_PROBLEM DESCRIPTION_
Using the entries that follow, report the number of lines that include the string "avatar", without any other text.

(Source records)
================================
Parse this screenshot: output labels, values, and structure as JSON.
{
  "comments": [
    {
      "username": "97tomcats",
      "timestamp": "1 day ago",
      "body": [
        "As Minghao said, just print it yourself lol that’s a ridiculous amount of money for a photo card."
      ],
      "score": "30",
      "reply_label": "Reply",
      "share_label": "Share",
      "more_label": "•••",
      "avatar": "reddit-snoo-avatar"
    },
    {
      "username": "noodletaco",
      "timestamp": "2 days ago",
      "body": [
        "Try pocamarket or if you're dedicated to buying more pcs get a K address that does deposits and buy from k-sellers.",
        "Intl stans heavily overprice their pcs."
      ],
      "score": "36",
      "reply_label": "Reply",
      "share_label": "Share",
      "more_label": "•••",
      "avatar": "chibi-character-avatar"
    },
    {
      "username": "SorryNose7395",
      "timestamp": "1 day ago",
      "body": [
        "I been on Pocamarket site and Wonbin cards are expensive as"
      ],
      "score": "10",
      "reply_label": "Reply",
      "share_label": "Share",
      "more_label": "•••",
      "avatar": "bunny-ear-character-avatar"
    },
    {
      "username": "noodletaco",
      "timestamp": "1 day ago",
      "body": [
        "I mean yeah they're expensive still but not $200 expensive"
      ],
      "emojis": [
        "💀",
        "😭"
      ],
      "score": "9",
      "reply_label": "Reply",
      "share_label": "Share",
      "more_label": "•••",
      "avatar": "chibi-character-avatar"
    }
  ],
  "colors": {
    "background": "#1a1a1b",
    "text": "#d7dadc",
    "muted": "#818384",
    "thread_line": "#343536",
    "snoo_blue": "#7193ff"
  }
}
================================
_RESPONSE BELOW_
4